Task data START

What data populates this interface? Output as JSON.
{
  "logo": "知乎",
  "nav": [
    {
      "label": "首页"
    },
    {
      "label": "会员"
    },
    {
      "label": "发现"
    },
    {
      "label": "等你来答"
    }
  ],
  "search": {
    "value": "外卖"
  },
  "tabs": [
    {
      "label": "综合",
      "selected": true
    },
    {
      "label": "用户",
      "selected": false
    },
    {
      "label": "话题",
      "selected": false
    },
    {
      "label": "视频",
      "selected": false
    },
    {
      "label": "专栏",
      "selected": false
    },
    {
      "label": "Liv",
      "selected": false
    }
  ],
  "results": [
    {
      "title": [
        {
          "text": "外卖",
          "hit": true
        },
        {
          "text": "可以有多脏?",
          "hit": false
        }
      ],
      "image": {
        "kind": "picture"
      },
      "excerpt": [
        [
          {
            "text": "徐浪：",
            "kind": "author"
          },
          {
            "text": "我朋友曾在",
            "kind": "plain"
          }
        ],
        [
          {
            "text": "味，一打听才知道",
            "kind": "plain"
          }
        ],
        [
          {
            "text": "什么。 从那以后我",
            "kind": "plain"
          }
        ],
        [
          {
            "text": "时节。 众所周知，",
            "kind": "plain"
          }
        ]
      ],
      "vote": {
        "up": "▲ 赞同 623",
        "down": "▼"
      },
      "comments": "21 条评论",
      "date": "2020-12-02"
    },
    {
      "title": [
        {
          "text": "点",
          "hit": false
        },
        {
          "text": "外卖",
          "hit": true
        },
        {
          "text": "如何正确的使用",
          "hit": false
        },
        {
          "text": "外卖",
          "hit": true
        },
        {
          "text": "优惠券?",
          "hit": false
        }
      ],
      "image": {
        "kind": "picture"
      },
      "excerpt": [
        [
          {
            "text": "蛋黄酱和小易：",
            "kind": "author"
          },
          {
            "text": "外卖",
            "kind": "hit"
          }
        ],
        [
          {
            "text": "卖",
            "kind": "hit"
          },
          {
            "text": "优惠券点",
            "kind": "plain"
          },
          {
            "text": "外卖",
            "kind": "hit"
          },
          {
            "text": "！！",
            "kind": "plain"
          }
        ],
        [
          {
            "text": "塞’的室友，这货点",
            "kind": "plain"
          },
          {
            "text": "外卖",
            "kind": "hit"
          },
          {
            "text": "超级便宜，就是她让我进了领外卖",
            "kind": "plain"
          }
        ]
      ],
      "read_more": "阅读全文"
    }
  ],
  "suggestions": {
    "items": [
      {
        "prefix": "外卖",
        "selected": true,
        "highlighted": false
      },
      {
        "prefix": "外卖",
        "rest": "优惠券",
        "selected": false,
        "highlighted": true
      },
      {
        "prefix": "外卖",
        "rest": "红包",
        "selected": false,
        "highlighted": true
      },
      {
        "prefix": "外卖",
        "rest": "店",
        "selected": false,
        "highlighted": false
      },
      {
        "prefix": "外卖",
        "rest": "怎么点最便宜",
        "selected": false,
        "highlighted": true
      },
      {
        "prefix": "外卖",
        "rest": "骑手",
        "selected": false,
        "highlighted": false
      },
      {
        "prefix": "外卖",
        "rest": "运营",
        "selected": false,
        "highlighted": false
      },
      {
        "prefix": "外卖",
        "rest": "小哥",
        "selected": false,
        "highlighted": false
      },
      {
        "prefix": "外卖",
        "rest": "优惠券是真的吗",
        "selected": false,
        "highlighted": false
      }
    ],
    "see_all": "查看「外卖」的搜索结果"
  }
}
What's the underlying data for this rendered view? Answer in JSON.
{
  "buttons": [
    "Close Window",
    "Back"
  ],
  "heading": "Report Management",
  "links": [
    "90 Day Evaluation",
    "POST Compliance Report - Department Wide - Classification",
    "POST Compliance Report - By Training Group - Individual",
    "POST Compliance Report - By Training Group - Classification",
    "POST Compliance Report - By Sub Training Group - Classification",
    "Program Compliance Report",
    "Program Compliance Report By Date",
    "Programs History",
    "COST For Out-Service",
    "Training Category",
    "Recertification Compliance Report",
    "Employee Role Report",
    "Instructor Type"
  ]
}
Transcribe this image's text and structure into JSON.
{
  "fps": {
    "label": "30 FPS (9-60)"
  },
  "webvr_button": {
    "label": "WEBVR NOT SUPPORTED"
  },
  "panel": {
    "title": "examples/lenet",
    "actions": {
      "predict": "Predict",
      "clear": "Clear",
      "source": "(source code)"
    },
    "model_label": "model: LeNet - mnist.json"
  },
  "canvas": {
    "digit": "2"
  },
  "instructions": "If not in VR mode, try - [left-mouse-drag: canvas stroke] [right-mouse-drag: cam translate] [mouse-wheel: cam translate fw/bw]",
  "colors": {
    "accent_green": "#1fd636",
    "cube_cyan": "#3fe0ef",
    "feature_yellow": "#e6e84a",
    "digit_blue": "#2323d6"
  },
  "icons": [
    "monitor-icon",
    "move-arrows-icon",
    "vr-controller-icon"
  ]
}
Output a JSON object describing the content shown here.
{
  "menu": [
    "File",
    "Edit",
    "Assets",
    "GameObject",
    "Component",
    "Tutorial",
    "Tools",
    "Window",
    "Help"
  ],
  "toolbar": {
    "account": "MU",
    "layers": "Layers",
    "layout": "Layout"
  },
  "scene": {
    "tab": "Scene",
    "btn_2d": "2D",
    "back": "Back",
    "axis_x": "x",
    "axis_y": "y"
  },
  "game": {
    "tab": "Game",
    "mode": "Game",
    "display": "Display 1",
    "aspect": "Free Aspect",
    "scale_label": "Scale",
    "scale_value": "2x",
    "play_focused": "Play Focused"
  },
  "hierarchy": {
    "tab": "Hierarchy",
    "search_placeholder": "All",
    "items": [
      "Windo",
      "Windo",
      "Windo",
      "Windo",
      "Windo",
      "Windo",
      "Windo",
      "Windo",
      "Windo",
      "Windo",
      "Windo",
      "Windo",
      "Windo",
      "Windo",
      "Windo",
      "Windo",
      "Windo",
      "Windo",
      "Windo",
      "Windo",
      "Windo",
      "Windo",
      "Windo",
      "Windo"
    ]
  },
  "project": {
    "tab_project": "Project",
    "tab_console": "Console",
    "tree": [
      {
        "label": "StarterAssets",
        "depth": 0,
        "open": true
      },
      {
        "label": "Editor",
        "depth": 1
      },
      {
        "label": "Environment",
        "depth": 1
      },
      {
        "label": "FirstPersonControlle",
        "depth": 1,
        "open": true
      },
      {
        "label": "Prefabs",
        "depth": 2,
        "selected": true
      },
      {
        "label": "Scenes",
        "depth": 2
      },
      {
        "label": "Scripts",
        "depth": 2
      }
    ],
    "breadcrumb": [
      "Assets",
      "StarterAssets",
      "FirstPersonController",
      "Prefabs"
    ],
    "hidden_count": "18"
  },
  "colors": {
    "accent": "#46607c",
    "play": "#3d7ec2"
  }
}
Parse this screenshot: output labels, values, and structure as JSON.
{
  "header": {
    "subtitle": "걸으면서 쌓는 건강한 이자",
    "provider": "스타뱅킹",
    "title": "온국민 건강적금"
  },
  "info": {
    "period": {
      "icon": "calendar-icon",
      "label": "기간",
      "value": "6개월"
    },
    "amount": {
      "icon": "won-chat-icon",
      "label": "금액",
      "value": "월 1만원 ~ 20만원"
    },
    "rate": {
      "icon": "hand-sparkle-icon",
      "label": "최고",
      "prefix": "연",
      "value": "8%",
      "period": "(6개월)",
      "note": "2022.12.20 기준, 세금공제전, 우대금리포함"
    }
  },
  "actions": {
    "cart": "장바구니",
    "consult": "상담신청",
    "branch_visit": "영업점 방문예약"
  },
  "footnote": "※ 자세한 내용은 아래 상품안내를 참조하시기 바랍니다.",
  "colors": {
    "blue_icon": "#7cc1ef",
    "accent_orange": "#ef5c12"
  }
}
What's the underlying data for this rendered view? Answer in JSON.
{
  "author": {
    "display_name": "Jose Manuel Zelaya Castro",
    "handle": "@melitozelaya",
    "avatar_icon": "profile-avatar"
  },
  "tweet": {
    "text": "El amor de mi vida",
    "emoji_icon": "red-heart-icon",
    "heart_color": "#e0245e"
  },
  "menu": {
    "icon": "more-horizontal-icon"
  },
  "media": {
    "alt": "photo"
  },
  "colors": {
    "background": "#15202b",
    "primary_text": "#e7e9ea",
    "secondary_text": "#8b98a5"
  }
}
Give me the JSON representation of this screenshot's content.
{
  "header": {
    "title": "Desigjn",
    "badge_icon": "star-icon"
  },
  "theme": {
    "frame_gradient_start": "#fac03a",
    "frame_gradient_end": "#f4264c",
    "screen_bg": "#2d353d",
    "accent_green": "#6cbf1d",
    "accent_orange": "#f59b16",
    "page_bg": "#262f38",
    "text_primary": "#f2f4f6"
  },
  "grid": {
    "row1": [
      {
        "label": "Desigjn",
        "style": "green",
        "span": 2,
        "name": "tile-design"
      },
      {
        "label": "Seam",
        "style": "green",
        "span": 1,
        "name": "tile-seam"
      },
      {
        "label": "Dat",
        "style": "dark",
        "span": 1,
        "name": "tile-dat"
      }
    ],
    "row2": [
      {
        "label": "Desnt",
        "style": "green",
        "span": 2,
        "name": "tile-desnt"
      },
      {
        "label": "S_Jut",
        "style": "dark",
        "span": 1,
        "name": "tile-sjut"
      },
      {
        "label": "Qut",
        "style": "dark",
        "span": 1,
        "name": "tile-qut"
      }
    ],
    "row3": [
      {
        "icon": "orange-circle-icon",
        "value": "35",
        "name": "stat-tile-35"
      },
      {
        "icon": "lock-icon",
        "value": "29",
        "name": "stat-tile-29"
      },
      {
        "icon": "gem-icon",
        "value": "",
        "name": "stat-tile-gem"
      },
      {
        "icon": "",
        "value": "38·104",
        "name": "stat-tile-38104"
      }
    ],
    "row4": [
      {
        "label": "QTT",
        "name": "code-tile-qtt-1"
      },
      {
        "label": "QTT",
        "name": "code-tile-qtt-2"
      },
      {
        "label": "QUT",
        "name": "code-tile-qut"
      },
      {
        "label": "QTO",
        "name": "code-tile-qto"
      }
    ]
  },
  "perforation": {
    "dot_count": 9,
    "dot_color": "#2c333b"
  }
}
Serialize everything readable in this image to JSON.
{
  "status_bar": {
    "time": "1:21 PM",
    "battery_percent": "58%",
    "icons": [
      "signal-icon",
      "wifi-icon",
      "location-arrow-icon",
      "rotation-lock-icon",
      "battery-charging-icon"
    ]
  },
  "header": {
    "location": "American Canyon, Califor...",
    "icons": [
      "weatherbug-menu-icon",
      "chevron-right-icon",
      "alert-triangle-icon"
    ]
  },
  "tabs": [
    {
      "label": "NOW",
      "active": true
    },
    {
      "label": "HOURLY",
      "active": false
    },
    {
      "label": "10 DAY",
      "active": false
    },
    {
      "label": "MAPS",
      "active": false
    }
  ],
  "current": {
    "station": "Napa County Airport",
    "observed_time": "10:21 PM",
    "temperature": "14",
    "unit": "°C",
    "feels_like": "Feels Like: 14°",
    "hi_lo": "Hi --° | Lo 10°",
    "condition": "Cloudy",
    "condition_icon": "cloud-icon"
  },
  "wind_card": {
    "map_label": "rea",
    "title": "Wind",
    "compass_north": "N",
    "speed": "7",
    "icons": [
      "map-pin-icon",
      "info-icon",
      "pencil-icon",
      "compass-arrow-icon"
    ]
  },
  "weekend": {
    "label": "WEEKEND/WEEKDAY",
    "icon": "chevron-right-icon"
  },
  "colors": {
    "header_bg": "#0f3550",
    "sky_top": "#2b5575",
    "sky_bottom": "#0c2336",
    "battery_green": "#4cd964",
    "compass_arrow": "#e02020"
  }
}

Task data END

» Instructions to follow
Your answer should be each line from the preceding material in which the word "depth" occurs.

» Written response
        "depth": 0,
        "depth": 1
        "depth": 1
        "depth": 1,
        "depth": 2,
        "depth": 2
        "depth": 2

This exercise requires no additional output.